WORK INSTRUCTION:
Would you filter the listing below so that only lines with the word "image" remain?

DATA IN THIS EXERCISE:

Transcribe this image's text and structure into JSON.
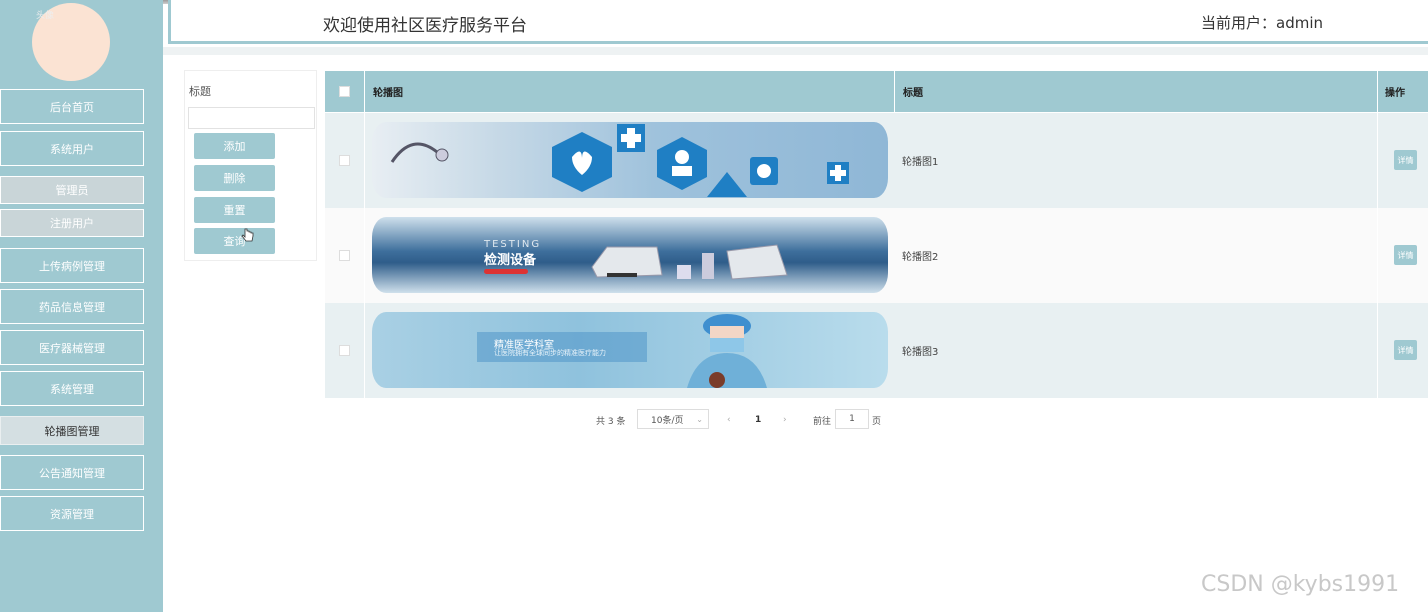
{
  "header": {
    "welcome": "欢迎使用社区医疗服务平台",
    "current_user": "当前用户：admin"
  },
  "avatar_alt": "头像",
  "sidebar": {
    "items": [
      {
        "label": "后台首页"
      },
      {
        "label": "系统用户"
      },
      {
        "label": "管理员"
      },
      {
        "label": "注册用户"
      },
      {
        "label": "上传病例管理"
      },
      {
        "label": "药品信息管理"
      },
      {
        "label": "医疗器械管理"
      },
      {
        "label": "系统管理"
      },
      {
        "label": "轮播图管理"
      },
      {
        "label": "公告通知管理"
      },
      {
        "label": "资源管理"
      }
    ],
    "active": "轮播图管理"
  },
  "search": {
    "label": "标题",
    "value": "",
    "buttons": {
      "add": "添加",
      "delete": "删除",
      "reset": "重置",
      "query": "查询"
    }
  },
  "table": {
    "headers": {
      "image": "轮播图",
      "title": "标题",
      "action": "操作"
    },
    "rows": [
      {
        "title": "轮播图1",
        "action": "详情"
      },
      {
        "title": "轮播图2",
        "action": "详情",
        "banner_text": "检测设备",
        "banner_sub": "TESTING"
      },
      {
        "title": "轮播图3",
        "action": "详情",
        "banner_text": "精准医学科室",
        "banner_sub": "让医院拥有全球同步的精准医疗能力"
      }
    ]
  },
  "pagination": {
    "total": "共 3 条",
    "page_size": "10条/页",
    "current": "1",
    "goto_label": "前往",
    "goto_value": "1",
    "page_suffix": "页"
  },
  "watermark": "CSDN @kybs1991",
  "colors": {
    "accent": "#9fc9d1",
    "sidebar": "#9fc9d1",
    "active_nav": "#d4dfe2"
  }
}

RESULT FOR THIS EXERCISE:
Transcribe this image's text and structure into JSON.
      "image": "轮播图",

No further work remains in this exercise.